Jeb Bush is Founder, Chairman of the Board and President of the Foundation for Florida’s Future and the Foundation for Excellence in Education. He served as the 43rd governor of Florida, from 1999 through 2007.
During his two terms, Bush championed major reform of education. Florida raised academic standards, required accountability in public schools and created the most ambitious school choice program in the nation. The transformation is underway and the progress is measurable. More students are reading, writing and doing math and science on or above grade level. More high school seniors are earning a diploma and fewer students are dropping out. Florida’s third through 10th grade students are outscoring 60-70 percent of their peers in all other states in both reading and math.
Under his leadership in the late 1990s, the Foundation for Florida’s Future joined forces with the Greater Miami Urban League to establish the state’s first charter school, Liberty City Charter School, in one of the most underserved parts of Miami-Dade County. He also co-authored Profiles in Character, a book profiling 14 of Florida’s civic heroes—people making a difference without claiming a single news headline.
Bush took time out of his successful business career to serve as Florida’s secretary of commerce under Bob Martinez, Florida's 40th governor, where he promoted the state worldwide.
Bush earned a bachelor’s degree in Latin American Affairs from the University of Texas at Austin. Bush and his wife Columba live in Miami and have three grown children. Bush is the son of President George H.W. Bush and Barbara Bush.
As parents begin to make their final summer plans and prepare to send their kids back to school, I am glad to be in Manchester today to talk about education reform and what is needed to improve our K-12 system.
Irans pursuit of nuclear weapons poses a grave threat to the United States, to Israel, to other close partners in the Middle East, and to international peace and security.
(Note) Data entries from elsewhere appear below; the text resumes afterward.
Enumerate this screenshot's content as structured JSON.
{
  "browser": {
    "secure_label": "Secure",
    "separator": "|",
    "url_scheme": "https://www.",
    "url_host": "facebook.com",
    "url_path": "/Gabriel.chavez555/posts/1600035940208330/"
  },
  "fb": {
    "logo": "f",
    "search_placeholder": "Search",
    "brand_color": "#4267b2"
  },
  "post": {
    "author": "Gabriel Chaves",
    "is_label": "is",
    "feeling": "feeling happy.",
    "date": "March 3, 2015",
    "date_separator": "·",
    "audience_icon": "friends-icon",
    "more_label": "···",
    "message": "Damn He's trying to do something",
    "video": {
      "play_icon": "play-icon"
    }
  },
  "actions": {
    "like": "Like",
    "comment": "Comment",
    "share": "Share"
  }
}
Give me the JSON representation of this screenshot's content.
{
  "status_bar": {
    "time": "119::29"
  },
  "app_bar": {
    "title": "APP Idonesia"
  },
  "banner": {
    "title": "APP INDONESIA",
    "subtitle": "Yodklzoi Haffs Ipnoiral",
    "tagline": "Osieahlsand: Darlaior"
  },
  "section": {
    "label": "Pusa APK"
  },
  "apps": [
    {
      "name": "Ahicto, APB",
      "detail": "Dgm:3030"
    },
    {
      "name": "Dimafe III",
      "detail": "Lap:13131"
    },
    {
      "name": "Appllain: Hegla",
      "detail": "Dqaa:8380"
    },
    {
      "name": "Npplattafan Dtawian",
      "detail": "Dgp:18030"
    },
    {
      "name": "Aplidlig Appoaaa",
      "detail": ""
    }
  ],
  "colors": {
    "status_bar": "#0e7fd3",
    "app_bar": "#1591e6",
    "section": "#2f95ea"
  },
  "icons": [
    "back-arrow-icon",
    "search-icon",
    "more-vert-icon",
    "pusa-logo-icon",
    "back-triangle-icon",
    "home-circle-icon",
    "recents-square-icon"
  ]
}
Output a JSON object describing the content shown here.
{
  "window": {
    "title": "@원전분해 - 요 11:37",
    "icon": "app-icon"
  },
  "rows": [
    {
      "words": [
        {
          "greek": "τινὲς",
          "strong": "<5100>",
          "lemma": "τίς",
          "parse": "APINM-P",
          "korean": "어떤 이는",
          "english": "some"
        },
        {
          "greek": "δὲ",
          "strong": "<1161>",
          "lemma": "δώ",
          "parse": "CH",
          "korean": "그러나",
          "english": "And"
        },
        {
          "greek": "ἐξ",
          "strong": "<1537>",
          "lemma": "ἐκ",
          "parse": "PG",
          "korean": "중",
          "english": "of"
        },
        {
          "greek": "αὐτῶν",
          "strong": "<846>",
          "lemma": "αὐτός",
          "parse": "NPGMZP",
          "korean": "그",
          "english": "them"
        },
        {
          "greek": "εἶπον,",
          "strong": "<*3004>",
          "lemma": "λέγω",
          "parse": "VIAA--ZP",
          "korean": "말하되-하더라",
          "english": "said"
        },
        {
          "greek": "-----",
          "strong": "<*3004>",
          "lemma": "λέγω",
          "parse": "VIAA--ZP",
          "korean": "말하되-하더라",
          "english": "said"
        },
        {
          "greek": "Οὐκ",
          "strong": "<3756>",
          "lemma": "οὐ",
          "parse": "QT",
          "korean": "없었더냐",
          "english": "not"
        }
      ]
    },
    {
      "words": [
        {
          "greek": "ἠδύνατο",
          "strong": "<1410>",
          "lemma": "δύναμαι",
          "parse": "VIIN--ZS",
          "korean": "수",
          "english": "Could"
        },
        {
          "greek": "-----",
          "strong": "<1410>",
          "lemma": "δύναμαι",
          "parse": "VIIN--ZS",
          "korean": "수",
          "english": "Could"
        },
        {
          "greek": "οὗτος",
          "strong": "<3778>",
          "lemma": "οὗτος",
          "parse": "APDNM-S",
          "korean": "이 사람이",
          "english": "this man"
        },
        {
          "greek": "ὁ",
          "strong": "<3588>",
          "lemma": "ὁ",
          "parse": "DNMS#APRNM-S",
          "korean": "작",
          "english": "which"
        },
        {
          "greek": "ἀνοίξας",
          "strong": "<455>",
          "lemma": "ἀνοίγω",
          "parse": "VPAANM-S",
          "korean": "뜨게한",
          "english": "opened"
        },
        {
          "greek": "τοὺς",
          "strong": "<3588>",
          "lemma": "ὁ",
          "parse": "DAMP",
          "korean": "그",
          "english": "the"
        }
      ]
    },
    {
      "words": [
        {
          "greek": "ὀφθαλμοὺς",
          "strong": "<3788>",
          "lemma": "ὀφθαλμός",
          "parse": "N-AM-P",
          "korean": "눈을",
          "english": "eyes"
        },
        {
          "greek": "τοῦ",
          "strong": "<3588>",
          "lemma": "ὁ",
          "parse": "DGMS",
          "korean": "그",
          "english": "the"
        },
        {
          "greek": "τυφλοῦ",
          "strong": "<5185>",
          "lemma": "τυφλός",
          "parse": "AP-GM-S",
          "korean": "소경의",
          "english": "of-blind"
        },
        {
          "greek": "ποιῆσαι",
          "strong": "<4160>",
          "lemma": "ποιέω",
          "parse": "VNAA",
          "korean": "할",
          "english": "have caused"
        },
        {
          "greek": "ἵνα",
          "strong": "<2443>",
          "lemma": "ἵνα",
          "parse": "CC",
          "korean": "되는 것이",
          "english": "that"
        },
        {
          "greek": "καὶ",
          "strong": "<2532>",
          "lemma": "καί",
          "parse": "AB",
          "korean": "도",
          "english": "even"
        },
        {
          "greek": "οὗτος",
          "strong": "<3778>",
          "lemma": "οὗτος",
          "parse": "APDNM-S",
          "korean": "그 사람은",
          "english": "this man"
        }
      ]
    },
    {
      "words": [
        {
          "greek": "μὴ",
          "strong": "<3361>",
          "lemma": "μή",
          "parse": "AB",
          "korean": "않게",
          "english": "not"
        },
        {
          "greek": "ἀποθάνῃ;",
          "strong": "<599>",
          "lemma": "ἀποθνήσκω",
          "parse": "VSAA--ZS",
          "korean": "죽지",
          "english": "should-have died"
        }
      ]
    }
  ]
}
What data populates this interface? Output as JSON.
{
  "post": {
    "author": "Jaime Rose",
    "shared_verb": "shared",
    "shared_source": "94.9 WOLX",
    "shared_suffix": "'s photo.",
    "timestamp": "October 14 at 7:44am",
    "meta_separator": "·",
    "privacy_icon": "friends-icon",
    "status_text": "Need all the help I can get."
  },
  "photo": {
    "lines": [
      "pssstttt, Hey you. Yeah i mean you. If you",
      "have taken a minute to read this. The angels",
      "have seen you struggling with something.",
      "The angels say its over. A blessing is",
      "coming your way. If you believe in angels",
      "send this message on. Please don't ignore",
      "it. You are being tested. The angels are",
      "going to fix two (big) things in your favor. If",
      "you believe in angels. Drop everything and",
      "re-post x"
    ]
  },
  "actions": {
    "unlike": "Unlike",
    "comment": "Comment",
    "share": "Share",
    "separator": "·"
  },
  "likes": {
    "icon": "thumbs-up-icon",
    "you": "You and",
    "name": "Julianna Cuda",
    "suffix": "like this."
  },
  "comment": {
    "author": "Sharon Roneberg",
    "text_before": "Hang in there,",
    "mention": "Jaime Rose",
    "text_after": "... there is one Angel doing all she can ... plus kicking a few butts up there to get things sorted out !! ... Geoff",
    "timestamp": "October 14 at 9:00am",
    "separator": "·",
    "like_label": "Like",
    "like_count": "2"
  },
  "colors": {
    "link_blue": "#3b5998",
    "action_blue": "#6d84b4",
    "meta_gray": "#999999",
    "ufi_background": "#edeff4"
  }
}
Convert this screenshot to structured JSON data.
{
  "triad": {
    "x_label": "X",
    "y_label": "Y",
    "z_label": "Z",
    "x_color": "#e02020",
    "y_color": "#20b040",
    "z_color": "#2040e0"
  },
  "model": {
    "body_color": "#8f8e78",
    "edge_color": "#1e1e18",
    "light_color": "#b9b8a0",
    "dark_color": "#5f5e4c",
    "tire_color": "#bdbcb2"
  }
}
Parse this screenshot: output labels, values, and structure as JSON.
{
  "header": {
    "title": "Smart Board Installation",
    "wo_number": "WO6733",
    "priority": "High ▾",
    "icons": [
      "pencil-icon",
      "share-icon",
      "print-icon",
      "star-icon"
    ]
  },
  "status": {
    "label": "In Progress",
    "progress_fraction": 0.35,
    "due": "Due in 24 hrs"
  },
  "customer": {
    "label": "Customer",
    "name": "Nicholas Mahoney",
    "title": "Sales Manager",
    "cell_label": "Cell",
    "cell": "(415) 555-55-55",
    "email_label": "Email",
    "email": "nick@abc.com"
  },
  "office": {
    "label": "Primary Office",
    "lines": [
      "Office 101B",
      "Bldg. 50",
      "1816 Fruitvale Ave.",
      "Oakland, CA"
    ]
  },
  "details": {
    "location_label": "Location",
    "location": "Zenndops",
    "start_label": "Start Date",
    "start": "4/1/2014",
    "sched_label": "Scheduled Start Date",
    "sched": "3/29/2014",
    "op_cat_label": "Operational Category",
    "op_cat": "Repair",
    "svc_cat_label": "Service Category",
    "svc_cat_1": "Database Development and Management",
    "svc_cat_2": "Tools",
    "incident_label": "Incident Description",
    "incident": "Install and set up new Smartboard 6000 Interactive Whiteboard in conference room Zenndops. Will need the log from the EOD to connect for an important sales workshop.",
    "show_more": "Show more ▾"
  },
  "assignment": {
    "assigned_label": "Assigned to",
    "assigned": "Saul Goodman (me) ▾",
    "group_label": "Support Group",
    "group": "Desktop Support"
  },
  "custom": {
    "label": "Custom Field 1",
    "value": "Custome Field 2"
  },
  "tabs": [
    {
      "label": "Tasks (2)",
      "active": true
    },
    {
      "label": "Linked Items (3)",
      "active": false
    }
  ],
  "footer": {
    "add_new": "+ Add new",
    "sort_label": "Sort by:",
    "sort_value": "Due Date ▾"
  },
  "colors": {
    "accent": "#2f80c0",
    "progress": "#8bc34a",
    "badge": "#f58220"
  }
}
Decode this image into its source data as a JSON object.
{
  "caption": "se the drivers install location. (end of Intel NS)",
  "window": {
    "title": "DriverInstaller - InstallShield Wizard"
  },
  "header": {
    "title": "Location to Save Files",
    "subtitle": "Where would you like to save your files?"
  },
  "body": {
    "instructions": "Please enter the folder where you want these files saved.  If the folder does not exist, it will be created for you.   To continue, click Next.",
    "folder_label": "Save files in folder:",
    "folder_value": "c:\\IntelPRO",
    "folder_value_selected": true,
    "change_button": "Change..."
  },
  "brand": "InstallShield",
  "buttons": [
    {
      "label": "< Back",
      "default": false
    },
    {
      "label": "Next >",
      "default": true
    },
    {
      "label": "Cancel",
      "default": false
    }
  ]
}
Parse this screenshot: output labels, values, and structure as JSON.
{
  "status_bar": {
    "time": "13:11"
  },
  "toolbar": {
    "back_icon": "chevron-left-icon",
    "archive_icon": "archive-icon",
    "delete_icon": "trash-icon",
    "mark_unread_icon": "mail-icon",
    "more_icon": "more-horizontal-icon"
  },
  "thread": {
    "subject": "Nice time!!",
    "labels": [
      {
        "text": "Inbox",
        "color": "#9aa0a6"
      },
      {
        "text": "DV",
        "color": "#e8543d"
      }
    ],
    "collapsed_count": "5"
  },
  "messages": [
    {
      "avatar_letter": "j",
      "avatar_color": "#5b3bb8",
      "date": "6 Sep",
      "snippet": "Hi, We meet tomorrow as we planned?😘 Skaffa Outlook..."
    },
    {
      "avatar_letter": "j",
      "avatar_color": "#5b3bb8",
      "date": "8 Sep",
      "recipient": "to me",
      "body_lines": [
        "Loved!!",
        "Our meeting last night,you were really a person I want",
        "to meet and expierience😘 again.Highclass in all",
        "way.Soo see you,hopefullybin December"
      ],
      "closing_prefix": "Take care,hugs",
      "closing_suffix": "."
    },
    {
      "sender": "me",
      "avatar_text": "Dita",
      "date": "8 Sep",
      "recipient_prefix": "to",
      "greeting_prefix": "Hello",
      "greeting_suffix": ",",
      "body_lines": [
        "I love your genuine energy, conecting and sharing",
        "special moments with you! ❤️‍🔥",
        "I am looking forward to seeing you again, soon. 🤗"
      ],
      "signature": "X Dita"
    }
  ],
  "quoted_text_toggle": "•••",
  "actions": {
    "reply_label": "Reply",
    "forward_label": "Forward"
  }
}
ecade after decade, politicians pledge to improve the quality of public schools, especially in poor urban areas where the challenges are the greatest. Too often, these promises turn to platitudes.